> _Work task_
Write down each entry again, exactly as it reads.

━━━━━ Source data

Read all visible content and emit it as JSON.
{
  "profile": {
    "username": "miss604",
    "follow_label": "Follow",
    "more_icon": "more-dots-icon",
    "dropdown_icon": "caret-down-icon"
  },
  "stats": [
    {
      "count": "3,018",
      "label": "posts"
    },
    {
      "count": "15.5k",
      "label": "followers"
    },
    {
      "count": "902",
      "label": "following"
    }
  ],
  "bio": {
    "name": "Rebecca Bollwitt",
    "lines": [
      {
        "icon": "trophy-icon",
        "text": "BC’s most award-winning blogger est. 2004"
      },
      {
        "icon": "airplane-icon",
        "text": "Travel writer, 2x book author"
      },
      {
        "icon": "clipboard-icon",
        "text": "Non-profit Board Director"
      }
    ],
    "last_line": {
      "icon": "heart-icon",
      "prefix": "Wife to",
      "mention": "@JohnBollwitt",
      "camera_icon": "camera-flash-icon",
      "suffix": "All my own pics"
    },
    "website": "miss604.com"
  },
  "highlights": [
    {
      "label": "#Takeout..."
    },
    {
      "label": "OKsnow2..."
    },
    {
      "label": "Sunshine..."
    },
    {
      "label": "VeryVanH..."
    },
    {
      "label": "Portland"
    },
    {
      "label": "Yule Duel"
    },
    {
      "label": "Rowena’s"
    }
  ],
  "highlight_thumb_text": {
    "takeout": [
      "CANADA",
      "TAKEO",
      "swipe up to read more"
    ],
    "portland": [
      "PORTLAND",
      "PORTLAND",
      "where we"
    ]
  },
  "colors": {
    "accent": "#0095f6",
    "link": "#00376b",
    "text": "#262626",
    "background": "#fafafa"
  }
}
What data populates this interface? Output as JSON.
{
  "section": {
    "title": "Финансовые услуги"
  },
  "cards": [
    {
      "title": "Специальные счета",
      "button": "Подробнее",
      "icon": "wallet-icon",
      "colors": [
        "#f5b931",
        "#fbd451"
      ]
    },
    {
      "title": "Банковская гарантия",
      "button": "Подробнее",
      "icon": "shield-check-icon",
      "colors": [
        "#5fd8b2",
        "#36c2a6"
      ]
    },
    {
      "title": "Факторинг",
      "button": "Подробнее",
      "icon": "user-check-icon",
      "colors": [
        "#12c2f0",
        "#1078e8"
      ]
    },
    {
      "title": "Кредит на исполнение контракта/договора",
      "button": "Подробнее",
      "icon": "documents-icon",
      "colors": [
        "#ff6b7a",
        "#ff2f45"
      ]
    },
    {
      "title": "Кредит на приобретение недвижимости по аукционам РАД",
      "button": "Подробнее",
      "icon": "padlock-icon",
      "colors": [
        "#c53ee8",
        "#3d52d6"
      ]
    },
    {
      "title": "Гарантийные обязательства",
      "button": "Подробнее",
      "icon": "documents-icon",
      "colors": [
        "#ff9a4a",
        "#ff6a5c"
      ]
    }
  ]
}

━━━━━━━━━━

> _Solution_
Read all visible content and emit it as JSON.
{
  "profile": {
    "username": "miss604",
    "follow_label": "Follow",
    "more_icon": "more-dots-icon",
    "dropdown_icon": "caret-down-icon"
  },
  "stats": [
    {
      "count": "3,018",
      "label": "posts"
    },
    {
      "count": "15.5k",
      "label": "followers"
    },
    {
      "count": "902",
      "label": "following"
    }
  ],
  "bio": {
    "name": "Rebecca Bollwitt",
    "lines": [
      {
        "icon": "trophy-icon",
        "text": "BC’s most award-winning blogger est. 2004"
      },
      {
        "icon": "airplane-icon",
        "text": "Travel writer, 2x book author"
      },
      {
        "icon": "clipboard-icon",
        "text": "Non-profit Board Director"
      }
    ],
    "last_line": {
      "icon": "heart-icon",
      "prefix": "Wife to",
      "mention": "@JohnBollwitt",
      "camera_icon": "camera-flash-icon",
      "suffix": "All my own pics"
    },
    "website": "miss604.com"
  },
  "highlights": [
    {
      "label": "#Takeout..."
    },
    {
      "label": "OKsnow2..."
    },
    {
      "label": "Sunshine..."
    },
    {
      "label": "VeryVanH..."
    },
    {
      "label": "Portland"
    },
    {
      "label": "Yule Duel"
    },
    {
      "label": "Rowena’s"
    }
  ],
  "highlight_thumb_text": {
    "takeout": [
      "CANADA",
      "TAKEO",
      "swipe up to read more"
    ],
    "portland": [
      "PORTLAND",
      "PORTLAND",
      "where we"
    ]
  },
  "colors": {
    "accent": "#0095f6",
    "link": "#00376b",
    "text": "#262626",
    "background": "#fafafa"
  }
}
What data populates this interface? Output as JSON.
{
  "section": {
    "title": "Финансовые услуги"
  },
  "cards": [
    {
      "title": "Специальные счета",
      "button": "Подробнее",
      "icon": "wallet-icon",
      "colors": [
        "#f5b931",
        "#fbd451"
      ]
    },
    {
      "title": "Банковская гарантия",
      "button": "Подробнее",
      "icon": "shield-check-icon",
      "colors": [
        "#5fd8b2",
        "#36c2a6"
      ]
    },
    {
      "title": "Факторинг",
      "button": "Подробнее",
      "icon": "user-check-icon",
      "colors": [
        "#12c2f0",
        "#1078e8"
      ]
    },
    {
      "title": "Кредит на исполнение контракта/договора",
      "button": "Подробнее",
      "icon": "documents-icon",
      "colors": [
        "#ff6b7a",
        "#ff2f45"
      ]
    },
    {
      "title": "Кредит на приобретение недвижимости по аукционам РАД",
      "button": "Подробнее",
      "icon": "padlock-icon",
      "colors": [
        "#c53ee8",
        "#3d52d6"
      ]
    },
    {
      "title": "Гарантийные обязательства",
      "button": "Подробнее",
      "icon": "documents-icon",
      "colors": [
        "#ff9a4a",
        "#ff6a5c"
      ]
    }
  ]
}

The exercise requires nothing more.